How Young Girls Overcome the Fat Stigma

No amount of positive affirmations or nurturing parental influence will change the way the world perceives obesity. From a very early age young girls learn that while talent, intelligence and personal effort are all important qualities, nothing matches the outward influence on how she appears to others.

The rules are different for the beautiful people and young girls are confronted with this fact at every turn.

Over emphasizing a young girls looks is an obvious detriment, but at the same time we want to encourage them to merit a place for themselves that is comfortable among their peers. It is a parental quandary and one that historically teeters on a thin line.

Catherine Steiner-Adair, director of eating disorders prevention and education at the Klarman Eating Disorders Center advises parents, ” ‘You’re beautiful’ is not something you want to say over and over to your daughter, because it is not something you want her to think is so important.” It is very important to “connect beauty to love”, says Steiner-Adair and you can achieve this by telling her things like, ‘I love you so much. Everything about you is beautiful to me.’

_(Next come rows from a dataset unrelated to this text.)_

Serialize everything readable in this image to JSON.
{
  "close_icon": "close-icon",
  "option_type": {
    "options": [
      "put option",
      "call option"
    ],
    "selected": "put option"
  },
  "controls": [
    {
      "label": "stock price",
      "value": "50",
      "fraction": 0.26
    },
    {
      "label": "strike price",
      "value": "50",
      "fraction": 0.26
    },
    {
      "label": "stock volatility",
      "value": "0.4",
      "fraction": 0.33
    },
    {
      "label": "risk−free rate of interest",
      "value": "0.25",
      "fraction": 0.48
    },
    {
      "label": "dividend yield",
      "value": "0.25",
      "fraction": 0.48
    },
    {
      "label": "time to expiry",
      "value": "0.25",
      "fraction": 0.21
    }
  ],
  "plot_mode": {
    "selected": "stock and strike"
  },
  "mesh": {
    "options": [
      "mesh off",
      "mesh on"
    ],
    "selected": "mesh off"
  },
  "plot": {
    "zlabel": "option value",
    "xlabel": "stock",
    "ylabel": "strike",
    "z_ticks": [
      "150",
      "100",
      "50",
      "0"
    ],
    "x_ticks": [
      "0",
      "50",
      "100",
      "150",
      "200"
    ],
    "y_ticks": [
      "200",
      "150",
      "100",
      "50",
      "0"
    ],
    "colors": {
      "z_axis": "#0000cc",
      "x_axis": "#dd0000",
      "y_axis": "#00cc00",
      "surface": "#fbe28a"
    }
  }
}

And while we cannot expect to change the rest of the world when it comes to dealing with childhood obesity and a young girls self esteem, we can make great strides with in our own homes.

Leave a comment

(required) (will not be published)